What the task asks:
Tally the lines below containing the word "label" and give that total alone.

Given data:

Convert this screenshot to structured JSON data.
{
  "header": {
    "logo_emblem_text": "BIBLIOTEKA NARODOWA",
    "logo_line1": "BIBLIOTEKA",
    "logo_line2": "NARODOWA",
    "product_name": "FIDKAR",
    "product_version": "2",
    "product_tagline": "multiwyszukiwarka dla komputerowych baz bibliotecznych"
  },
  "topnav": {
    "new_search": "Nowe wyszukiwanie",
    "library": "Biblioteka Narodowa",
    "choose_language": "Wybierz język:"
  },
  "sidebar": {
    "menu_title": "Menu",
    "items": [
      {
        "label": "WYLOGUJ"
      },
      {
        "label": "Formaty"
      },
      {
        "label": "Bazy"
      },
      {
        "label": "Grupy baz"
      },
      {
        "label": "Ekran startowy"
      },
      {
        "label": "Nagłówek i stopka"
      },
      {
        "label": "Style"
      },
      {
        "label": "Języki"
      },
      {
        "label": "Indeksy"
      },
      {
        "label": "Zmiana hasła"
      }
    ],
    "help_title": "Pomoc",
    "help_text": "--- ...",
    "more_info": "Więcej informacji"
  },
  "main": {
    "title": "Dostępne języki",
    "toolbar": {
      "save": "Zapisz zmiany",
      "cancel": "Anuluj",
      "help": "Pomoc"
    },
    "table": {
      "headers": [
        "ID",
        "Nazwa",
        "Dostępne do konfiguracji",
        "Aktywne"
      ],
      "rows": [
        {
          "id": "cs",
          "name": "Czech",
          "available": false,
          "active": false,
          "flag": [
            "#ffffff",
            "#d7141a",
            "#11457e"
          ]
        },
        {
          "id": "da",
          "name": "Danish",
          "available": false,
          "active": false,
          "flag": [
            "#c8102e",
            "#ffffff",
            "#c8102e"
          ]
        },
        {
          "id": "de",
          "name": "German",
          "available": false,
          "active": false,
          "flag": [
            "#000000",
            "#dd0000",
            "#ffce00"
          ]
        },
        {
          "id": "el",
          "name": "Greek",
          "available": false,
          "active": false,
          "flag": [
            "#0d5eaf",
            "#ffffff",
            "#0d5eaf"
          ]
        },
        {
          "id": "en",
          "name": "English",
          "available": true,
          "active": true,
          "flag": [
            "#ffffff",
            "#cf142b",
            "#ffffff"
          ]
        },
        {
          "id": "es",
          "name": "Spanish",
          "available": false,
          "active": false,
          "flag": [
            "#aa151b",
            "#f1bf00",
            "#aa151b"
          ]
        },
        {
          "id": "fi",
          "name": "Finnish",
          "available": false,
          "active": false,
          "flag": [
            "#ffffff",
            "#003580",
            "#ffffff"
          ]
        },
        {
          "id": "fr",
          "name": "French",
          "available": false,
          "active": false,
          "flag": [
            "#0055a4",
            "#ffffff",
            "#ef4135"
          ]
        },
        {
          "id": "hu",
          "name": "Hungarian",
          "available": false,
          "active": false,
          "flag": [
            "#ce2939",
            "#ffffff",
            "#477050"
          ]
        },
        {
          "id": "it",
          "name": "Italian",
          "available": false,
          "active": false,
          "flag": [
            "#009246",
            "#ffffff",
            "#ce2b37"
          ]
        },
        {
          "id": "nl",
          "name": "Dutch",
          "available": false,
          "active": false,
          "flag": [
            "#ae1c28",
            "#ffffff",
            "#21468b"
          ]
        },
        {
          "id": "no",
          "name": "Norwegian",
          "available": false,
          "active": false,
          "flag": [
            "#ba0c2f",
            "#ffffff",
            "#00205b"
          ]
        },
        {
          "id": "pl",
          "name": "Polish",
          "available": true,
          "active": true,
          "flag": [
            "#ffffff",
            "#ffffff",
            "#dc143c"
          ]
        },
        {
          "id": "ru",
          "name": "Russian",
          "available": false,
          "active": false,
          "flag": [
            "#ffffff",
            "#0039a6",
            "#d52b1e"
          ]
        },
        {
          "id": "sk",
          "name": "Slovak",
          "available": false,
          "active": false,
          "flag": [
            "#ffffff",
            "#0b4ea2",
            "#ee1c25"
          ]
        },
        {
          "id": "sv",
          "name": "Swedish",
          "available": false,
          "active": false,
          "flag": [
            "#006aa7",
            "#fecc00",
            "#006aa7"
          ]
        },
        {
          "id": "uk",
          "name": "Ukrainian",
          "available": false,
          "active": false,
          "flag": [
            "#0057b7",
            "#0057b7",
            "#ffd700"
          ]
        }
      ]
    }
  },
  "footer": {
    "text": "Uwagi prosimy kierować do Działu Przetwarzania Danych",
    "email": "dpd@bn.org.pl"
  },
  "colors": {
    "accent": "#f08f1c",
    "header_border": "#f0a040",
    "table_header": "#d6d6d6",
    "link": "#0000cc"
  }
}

Problem solution:
10